  • highly active antiretroviral therapy;
  • HIV wasting syndrome;
  • HIV/AIDS;
  • taste perception;
  • taste threshold

Background

Alteration in gustatory function among patients with human immunodeficiency virus (HIV) infection is sparsely studied and provides contradictory findings. The objectives of the study were to evaluate taste perversion in HIV-infected subjects and compare taste acuity between patients with and without Highly active antiretroviral therapy (HAART).

Materials and Methods

Fifty HIV-infected subjects aged 25–55 years were selected and divided into two subgroups: patients with HAART and patients without HAART. Control group included 50 healthy, age-, sex-, gender-, and socioeconomic status-matched individuals. Taste complaints were recorded on a structured questionnaire, and formal taste testing was carried out with triadic forced choice whole-mouth, above-threshold taste test for four tastants – sweet, salt, sour, and bitter. Taste identification, detection threshold, and intensity of tastant were recorded.

Results

Twenty-four (48%) among study group complained of taste perversion when compared to none among the control group (P < 0.001). During taste testing, identification and intensity scores were lower, while detection threshold scores for four tastants were higher in study group than in control group (P < 0.05). Among those patients with taste complaints, 16 were with HAART, while eight were without HAART (P = 0.043). Formal taste testing revealed greater taste perversion for sour and bitter tastants among patients with HAART medication.

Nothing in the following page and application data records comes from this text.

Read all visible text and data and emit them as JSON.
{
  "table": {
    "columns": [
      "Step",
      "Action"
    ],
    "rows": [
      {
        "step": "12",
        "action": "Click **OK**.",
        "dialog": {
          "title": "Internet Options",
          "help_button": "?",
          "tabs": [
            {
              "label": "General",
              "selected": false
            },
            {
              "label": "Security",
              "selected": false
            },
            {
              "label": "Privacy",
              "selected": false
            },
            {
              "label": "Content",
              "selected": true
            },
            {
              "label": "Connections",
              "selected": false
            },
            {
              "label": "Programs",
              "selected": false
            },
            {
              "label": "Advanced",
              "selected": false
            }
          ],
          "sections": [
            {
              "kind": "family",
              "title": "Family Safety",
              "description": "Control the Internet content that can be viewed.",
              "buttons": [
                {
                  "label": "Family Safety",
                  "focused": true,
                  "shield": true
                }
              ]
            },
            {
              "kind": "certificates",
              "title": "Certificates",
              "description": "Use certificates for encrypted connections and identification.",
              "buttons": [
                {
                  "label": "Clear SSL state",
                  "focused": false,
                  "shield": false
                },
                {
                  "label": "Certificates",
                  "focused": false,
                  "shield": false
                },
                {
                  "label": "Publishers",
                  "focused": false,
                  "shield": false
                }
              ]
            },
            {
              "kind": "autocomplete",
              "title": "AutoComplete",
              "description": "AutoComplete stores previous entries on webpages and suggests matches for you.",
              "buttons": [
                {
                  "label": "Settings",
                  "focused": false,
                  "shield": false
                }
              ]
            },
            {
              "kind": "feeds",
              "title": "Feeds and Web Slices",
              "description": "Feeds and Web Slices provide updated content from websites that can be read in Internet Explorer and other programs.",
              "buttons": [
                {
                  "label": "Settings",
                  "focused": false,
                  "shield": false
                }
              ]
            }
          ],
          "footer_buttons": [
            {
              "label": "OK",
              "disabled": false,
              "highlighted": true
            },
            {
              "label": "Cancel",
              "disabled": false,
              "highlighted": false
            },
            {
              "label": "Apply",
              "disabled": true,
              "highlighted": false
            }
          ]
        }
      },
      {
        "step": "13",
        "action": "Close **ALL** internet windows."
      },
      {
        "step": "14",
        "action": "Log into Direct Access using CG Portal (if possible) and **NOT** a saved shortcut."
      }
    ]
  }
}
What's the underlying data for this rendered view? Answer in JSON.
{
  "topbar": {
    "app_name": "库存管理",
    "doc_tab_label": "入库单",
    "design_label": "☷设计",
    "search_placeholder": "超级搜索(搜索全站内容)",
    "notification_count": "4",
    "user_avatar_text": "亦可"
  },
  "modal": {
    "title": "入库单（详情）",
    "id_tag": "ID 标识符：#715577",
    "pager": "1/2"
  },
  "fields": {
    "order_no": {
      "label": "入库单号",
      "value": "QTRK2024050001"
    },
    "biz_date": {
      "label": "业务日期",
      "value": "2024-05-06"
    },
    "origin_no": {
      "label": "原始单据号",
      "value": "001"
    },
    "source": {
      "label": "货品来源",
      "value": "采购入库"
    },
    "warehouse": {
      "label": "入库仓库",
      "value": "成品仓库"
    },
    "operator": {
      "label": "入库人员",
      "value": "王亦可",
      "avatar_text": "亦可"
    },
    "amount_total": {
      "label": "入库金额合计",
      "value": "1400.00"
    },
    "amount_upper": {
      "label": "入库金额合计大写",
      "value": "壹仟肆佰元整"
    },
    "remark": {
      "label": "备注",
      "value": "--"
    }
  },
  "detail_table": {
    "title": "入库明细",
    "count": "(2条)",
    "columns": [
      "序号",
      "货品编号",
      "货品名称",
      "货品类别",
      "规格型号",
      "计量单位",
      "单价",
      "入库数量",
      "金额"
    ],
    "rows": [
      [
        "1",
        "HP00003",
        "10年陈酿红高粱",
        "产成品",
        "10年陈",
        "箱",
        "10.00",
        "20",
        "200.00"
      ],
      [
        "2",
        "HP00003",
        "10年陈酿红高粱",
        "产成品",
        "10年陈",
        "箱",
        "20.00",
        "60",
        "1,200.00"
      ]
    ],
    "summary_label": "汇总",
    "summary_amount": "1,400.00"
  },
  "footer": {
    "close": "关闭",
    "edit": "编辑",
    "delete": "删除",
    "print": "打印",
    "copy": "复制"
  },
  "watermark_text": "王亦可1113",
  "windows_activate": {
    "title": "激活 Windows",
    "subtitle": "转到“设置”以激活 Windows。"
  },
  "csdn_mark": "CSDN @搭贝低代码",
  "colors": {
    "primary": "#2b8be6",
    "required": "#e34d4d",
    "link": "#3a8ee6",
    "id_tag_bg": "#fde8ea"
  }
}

Conclusion

The results document significant taste losses in HIV-infected subjects, and HAART contributes considerably to such taste perversion.